### Problem to work on
Copy every line from the records below that holds the word "JSON".

Dataset rows for apps and sites:
□ □ □
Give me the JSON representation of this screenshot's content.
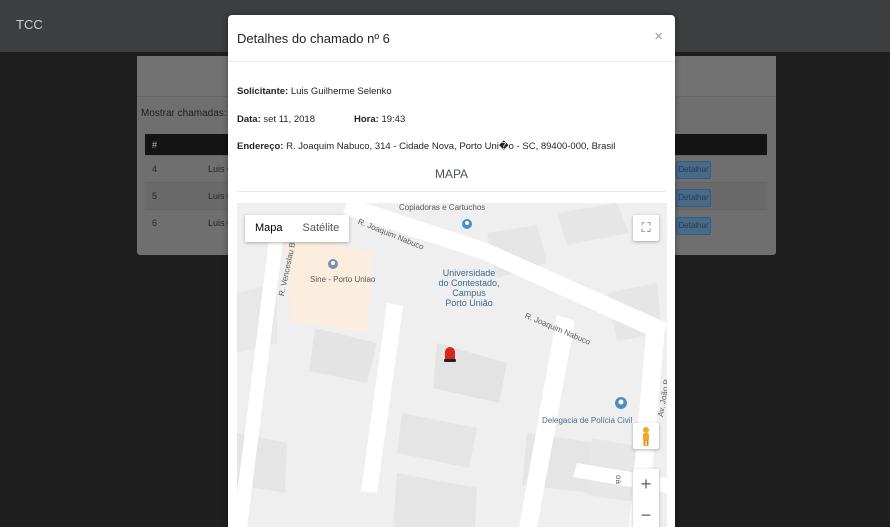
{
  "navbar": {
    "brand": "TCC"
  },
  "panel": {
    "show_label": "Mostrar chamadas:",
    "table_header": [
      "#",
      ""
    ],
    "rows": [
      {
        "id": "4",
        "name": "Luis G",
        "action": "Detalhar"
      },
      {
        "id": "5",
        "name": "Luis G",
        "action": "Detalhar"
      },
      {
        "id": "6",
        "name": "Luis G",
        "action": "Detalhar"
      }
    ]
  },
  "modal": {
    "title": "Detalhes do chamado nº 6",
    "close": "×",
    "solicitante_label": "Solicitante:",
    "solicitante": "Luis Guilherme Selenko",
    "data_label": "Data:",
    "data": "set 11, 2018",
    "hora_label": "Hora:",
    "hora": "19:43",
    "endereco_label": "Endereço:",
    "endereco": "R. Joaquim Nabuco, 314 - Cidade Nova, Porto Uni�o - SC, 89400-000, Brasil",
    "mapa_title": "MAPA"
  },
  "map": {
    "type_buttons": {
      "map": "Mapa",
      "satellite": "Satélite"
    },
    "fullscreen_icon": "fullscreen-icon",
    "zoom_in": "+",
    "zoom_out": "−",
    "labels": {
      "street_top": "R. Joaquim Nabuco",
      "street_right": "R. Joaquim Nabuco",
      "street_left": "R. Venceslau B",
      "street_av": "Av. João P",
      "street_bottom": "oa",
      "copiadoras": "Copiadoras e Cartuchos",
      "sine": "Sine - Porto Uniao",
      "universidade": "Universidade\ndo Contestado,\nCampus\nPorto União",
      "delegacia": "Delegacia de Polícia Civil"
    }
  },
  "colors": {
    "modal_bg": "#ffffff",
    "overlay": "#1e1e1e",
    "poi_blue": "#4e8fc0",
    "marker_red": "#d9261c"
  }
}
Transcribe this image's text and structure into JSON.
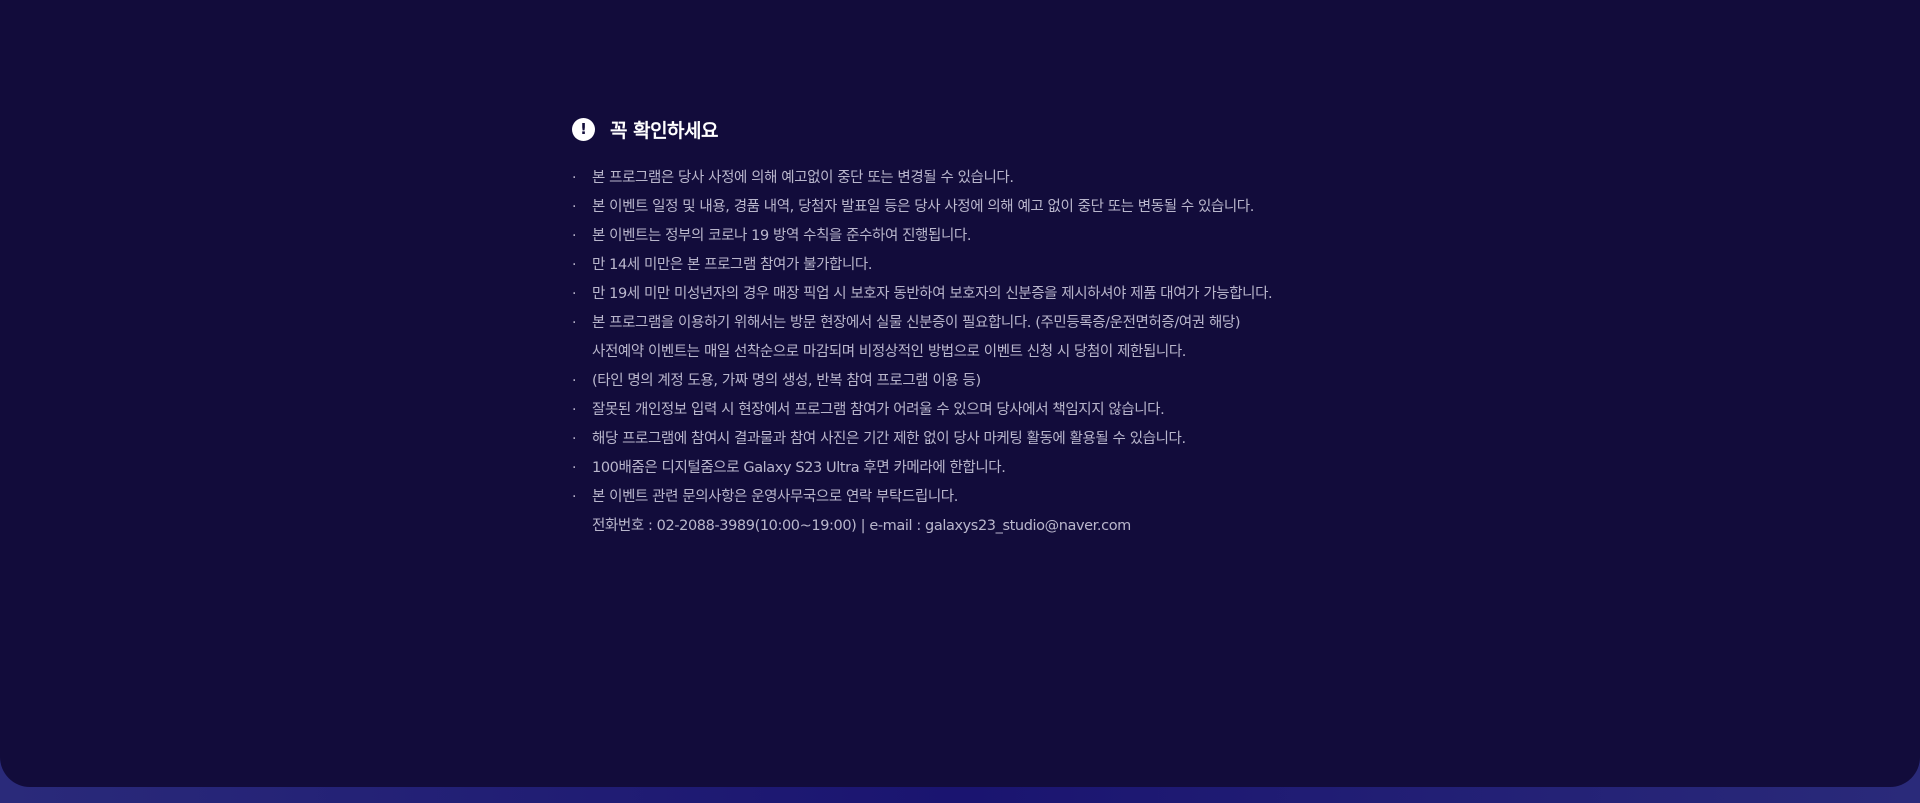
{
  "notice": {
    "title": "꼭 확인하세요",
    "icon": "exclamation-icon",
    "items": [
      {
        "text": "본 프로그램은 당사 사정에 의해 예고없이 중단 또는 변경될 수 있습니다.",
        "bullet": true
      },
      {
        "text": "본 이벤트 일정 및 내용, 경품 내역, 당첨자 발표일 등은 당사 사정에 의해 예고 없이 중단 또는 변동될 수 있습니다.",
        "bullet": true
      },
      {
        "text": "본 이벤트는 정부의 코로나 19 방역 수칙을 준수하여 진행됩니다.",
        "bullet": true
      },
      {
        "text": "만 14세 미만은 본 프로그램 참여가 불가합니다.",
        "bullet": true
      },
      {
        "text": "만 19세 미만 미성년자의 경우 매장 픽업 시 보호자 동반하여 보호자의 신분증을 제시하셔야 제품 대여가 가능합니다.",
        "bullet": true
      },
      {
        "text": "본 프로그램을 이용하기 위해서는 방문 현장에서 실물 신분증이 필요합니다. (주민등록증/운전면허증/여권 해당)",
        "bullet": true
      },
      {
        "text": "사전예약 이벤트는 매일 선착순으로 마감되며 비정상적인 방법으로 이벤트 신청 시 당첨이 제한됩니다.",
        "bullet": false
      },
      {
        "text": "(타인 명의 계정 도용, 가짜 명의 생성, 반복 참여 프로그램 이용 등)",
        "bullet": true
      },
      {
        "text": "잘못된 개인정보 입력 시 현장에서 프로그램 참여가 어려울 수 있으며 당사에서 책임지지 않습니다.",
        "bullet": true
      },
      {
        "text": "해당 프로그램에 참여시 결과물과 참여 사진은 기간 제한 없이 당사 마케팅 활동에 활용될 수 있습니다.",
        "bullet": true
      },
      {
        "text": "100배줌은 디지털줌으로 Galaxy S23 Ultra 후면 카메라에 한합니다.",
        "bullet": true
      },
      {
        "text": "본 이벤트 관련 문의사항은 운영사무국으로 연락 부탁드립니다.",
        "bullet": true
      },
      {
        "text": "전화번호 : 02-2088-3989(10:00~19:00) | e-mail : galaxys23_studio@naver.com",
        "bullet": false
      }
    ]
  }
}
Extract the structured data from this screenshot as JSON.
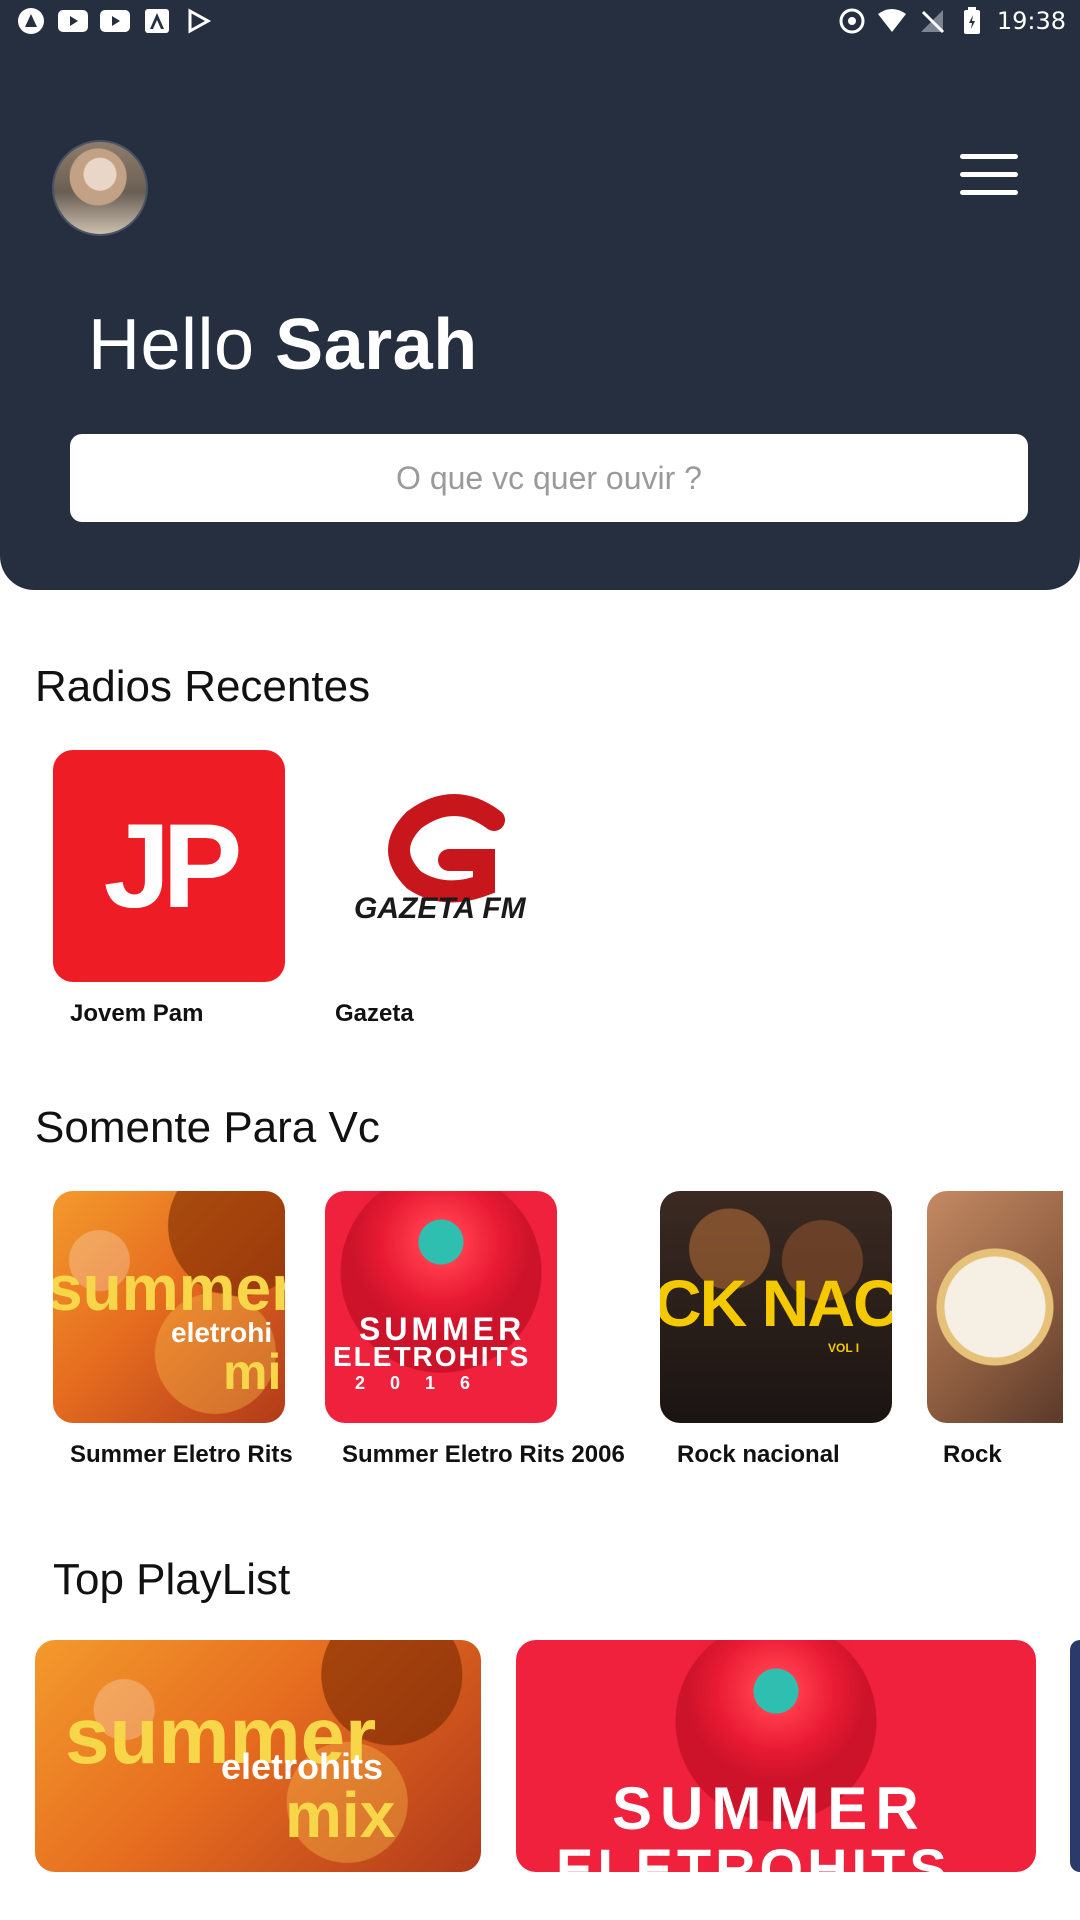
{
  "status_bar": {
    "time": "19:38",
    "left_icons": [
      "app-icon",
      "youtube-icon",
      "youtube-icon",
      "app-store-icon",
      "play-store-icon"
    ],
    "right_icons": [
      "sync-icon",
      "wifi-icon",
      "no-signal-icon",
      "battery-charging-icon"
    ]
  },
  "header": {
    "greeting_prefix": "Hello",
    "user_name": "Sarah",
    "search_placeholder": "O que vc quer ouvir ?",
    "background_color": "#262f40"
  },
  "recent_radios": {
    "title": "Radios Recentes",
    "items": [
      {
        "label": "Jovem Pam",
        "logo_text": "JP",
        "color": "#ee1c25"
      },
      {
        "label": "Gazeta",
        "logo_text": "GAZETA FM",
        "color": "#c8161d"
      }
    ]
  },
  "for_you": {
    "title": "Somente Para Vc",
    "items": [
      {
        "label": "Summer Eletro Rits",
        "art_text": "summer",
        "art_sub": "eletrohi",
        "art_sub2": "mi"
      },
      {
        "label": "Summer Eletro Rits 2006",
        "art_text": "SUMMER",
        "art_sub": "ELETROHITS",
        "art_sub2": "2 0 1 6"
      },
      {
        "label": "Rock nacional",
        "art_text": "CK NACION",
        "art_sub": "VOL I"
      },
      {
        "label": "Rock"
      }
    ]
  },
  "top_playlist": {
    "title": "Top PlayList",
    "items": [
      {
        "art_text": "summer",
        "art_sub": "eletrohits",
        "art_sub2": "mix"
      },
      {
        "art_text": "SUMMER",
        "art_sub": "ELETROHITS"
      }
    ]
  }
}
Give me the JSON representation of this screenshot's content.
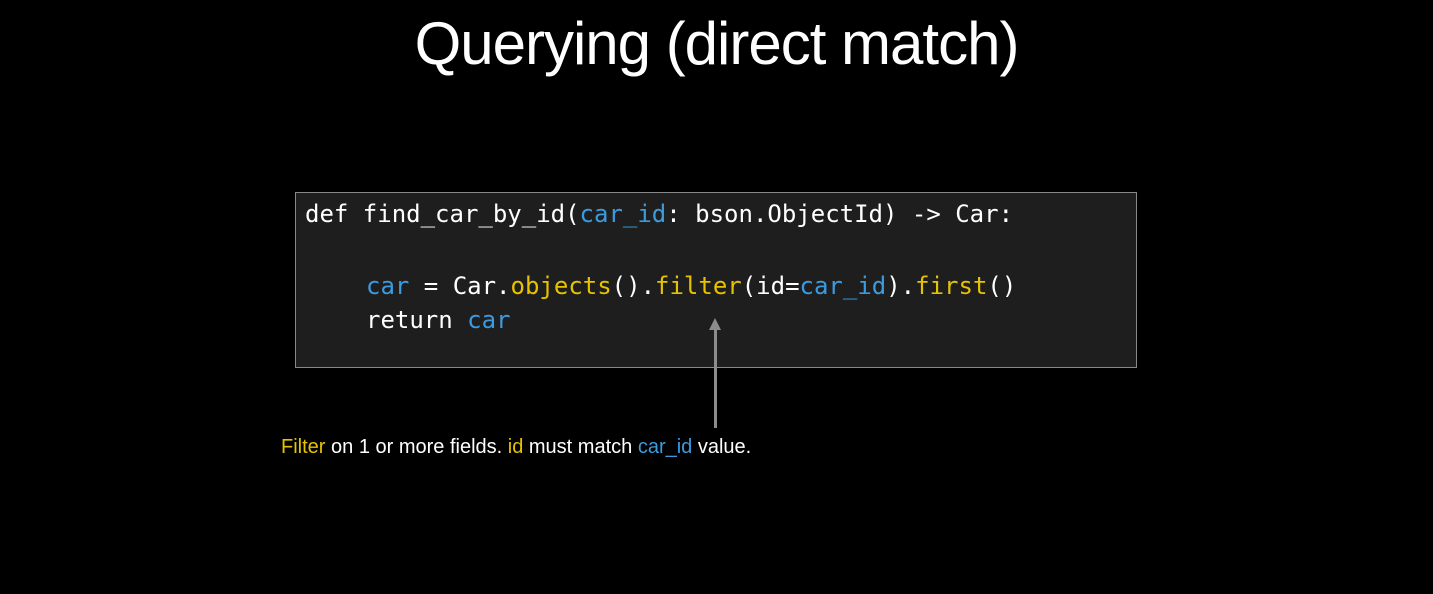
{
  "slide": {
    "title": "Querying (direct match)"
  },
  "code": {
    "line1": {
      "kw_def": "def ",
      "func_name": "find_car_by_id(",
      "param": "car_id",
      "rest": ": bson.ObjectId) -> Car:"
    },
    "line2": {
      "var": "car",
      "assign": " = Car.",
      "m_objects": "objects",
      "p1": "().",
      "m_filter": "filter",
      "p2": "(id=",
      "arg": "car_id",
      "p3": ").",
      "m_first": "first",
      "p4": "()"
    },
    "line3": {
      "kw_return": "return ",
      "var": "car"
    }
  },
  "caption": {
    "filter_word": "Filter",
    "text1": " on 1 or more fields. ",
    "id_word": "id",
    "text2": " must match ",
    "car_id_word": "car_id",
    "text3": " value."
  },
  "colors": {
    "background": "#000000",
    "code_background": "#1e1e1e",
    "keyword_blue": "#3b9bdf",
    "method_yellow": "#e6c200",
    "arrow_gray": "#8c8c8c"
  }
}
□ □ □
### Result for this task
Give me the JSON representation of this screenshot's content.
Transcribe this image's text and structure into JSON.
Extract the structured data from this screenshot as JSON.
Give me the JSON representation of this screenshot's content.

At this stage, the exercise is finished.